The Shuri Castle is a gusuku located in Shuri , Okinawa . It was the first palace of the Ryukyu Kingdom . In 1945 , during the Battle of Okinawa , was almost completely destroyed, leaving only a few walls standing just at ground level. In 1992 it was rebuilt on the original site, using information from photographs, historical accounts and memory.
The exact date of construction of the castle is unknown, although recent excavations are the oldest ruins of the castle at the end of XIV century . It is thought that a principle was a gusuku (fortress), finished before 1427 . There is also evidence of a plaque celebrating the creation of the gardens outside, kept in the Museum of Okinawa Prefecture .
When the King Sho Hashi unified the three sections of Okinawa and established the Ryukyu Kingdom , Shuri Castle used as your residence. At the time, Shuri flourished as the capital and remained so until the second Sho dynasty. For 450 years since the early fifteenth century , the fortress served as the imperial court and administrative center of the Ryūkyū Kingdom. It was at the center of foreign trade and the political heart, economic and cultural development of Ryūkyū.
According to various records, Shuri Castle caught fire several times and was rebuilt in each. Before the Second World War , was designated as National Treasure of Japan , but at the beginning of the war, the Japanese army established their quarters in the castle. In early May 25 , 1945, the U.S. battleship USS Missouri and others bombarded for three days. The May 27 caught fire.

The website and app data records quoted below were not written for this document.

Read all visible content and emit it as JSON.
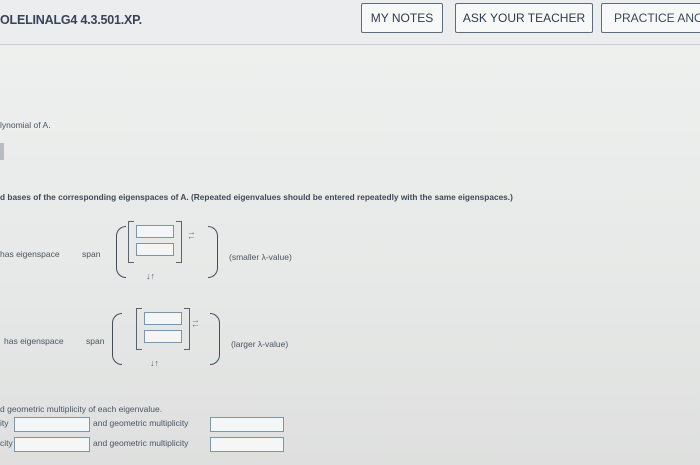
{
  "header": {
    "assignment_id": "OLELINALG4 4.3.501.XP.",
    "buttons": {
      "my_notes": "MY NOTES",
      "ask_teacher": "ASK YOUR TEACHER",
      "practice": "PRACTICE ANO"
    }
  },
  "question": {
    "polynomial_text": "lynomial of A.",
    "bases_text": "d bases of the corresponding eigenspaces of A. (Repeated eigenvalues should be entered repeatedly with the same eigenspaces.)",
    "eig1": {
      "label": "has eigenspace",
      "span": "span",
      "hint": "(smaller λ-value)"
    },
    "eig2": {
      "label": "has eigenspace",
      "span": "span",
      "hint": "(larger λ-value)"
    },
    "multiplicity_text": "d geometric multiplicity of each eigenvalue.",
    "mult_row1": {
      "left_label": "ity",
      "mid_label": "and geometric multiplicity"
    },
    "mult_row2": {
      "left_label": "city",
      "mid_label": "and geometric multiplicity"
    }
  },
  "icons": {
    "vector_arrows": "↓↑",
    "side_arrows": "↑↓"
  }
}
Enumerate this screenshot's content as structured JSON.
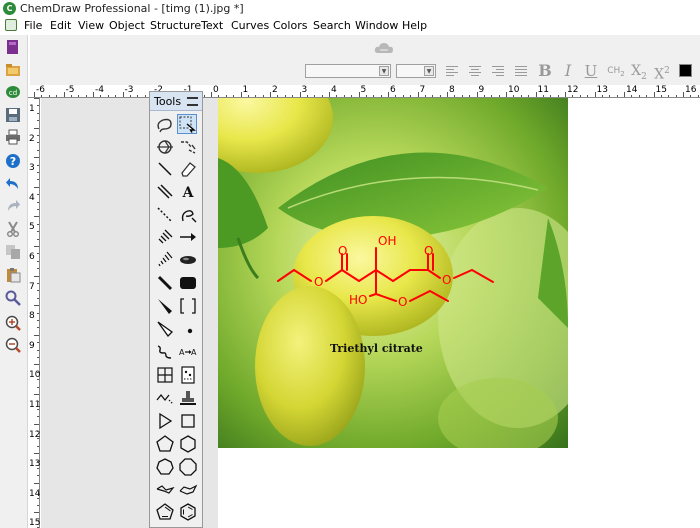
{
  "window": {
    "title": "ChemDraw Professional - [timg (1).jpg *]"
  },
  "menu": {
    "items": [
      "File",
      "Edit",
      "View",
      "Object",
      "Structure",
      "Text",
      "Curves",
      "Colors",
      "Search",
      "Window",
      "Help"
    ]
  },
  "format_toolbar": {
    "font_name": "",
    "font_size": "",
    "bold_label": "B",
    "italic_label": "I",
    "underline_label": "U",
    "formula_label": "CH2",
    "subscript_label": "X2",
    "superscript_label": "X2",
    "text_color": "#000000"
  },
  "ruler": {
    "horizontal": [
      "-6",
      "-5",
      "-4",
      "-3",
      "-2",
      "-1",
      "0",
      "1",
      "2",
      "3",
      "4",
      "5",
      "6",
      "7",
      "8",
      "9",
      "10",
      "11",
      "12",
      "13",
      "14",
      "15",
      "16"
    ],
    "vertical": [
      "1",
      "2",
      "3",
      "4",
      "5",
      "6",
      "7",
      "8",
      "9",
      "10",
      "11",
      "12",
      "13",
      "14",
      "15"
    ]
  },
  "tools_palette": {
    "title": "Tools"
  },
  "structure": {
    "color": "#ff0000",
    "atom_labels": {
      "o_ketone_left": "O",
      "o_ether_left": "O",
      "oh_top": "OH",
      "o_ketone_right": "O",
      "o_ether_right": "O",
      "ho_bottom": "HO",
      "o_bottom": "O"
    },
    "caption": "Triethyl citrate"
  }
}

After the war, Ryukyu University was moved to the castle. In 1958, the door Shurei Gate was rebuilt and in 1992 rebuilt the main building of the fortress. Today, the area around the castle is part of Shuri Castle Park. In 2000 , along with other gusuku and related sites, was declared a World Heritage Site for UNESCO as part of the cultural sites associated Gusuku and the Kingdom of Ryukyu .